Chinese tourists no longer have to fly all the way to Egypt to see the Sphinx, because now there’s a life-size one in their own backyard.
But instead of guarding a pyramid in the desert, as the Great Sphinx of Giza does, China’s version is sitting in northeastern Hebei province, located at the foot of the Taihang Mountains, a major mountain range in eastern China. The closest city is Luquan, population 430,000.
Video clips of the sphinx, currently under construction, surfaced this week, prompting plenty of online puzzling over how the phenomenon occurred. One video posted to the popular video-sharing site 56.com shows a busy road with cars and motorbikes, with the head of the mythical figure visible in the distance.
Workers involved in the project interviewed in the video, apparently shot by a curious passerby, said the statue was built to be exactly the same size as the one in Egypt, which stands at some 73.5 meters tall.
Almost 40,000 searches for the word “shishenrenmianxiang” (or lion-body-human-face statue in Chinese) were made on Weibo on Wednesday morning, with the word jumping to become one of the top-ten searches as netizens tried to find out how on earth a replica of the Sphinx had found its way to a small city in Hebei province.
The answer? It turns out the Sphinx is part of a new theme park that’s part designed to attract tourists, part intended for use as a movie set.
The project has been in the works for some time and is slated for completion in 2016. It’s being backed by an entertainment conglomerate based in southern China’s Hangzhou, which invested 5 billion yuan ($800 million) to build the theme park, according to the government of Shijiazhuang, which administers the city of Luquan.
The planned project, situated near a local touism attraction—the Dragon Spring Temple– also features a “world cultural heritage” park and some fake cityscapes to shoot movies, Shijiazhuang’s government said.
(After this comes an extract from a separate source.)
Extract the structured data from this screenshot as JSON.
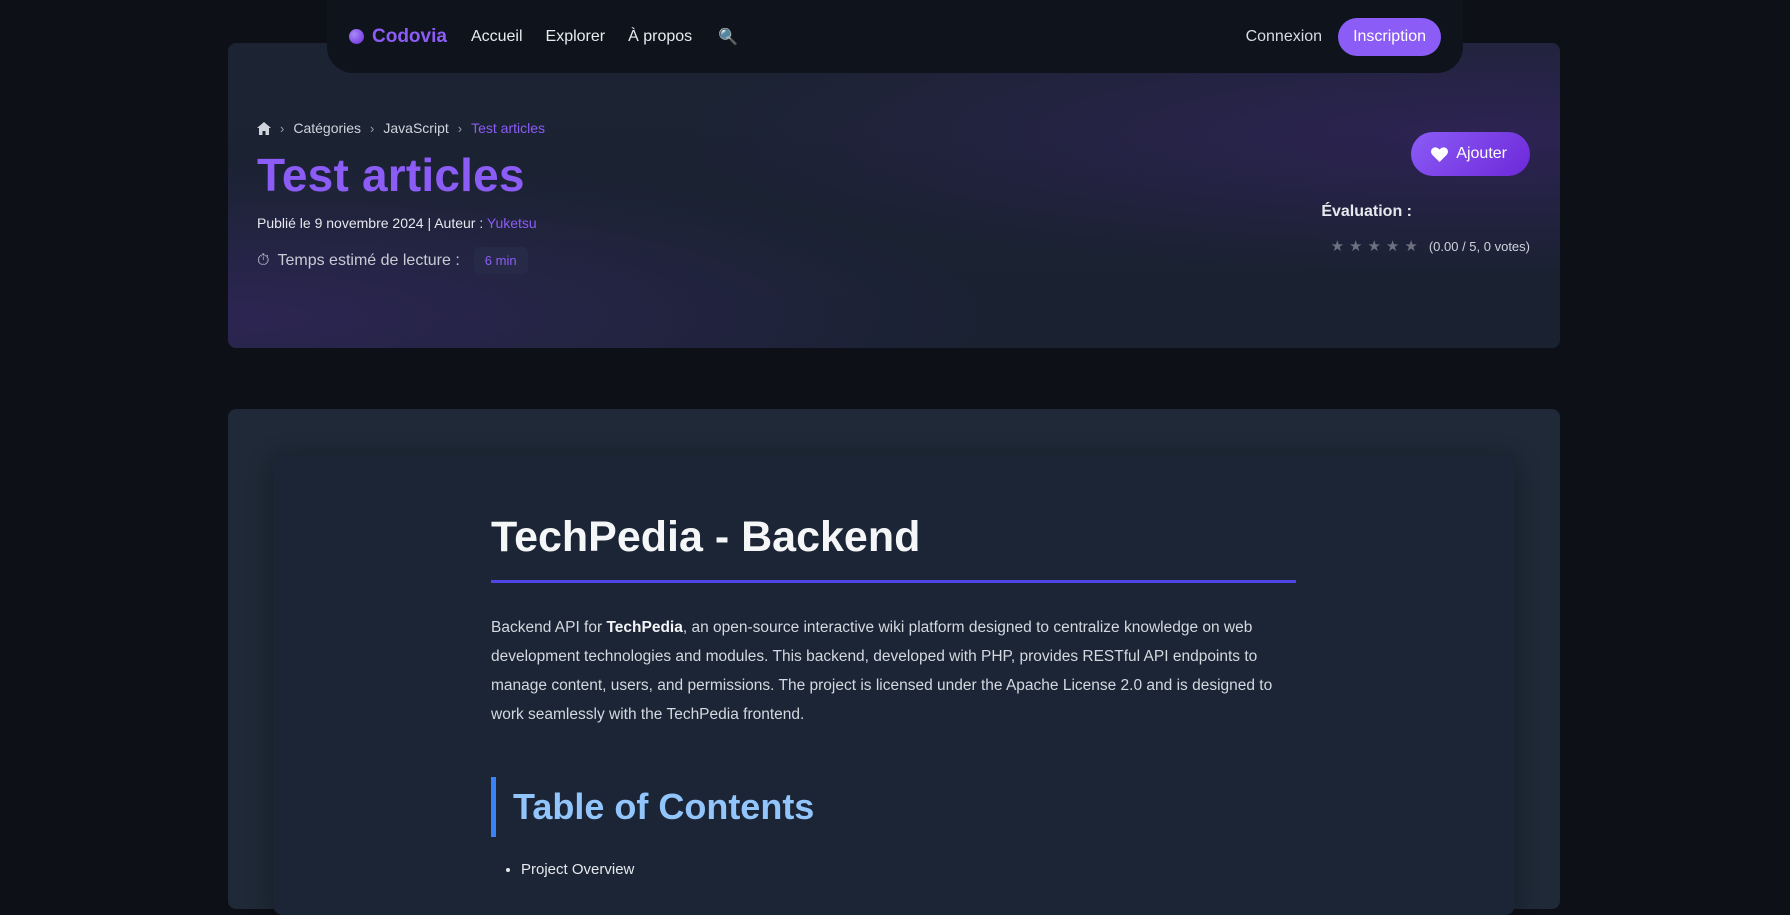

It said the whole park will cover 207 hectares, adding that it hoped the project would bring tourists and help create jobs.
But backers of the park might want to be cautious, given the fate of similarly large-scale affairs. An $80 million effort to build a clock-themed park in southern China, for example, has just folded, one of many boondoggles in China that have suffered similar outcomes.
As photos of the Sphinx circulated online Wednesday, some netizens quipped that the project still had a long way to go. “If you have the ability, why don’t you also build a pyramid with the same size? ”one user wrote on Weibo.
Others joked that the Sphinx was an authentic specimen. “After 2000 years, archeologists have discovered a Sphinx in Shijiazhuang, and have since concluded that ancient Egyptians actually ended up moving to the Orient.”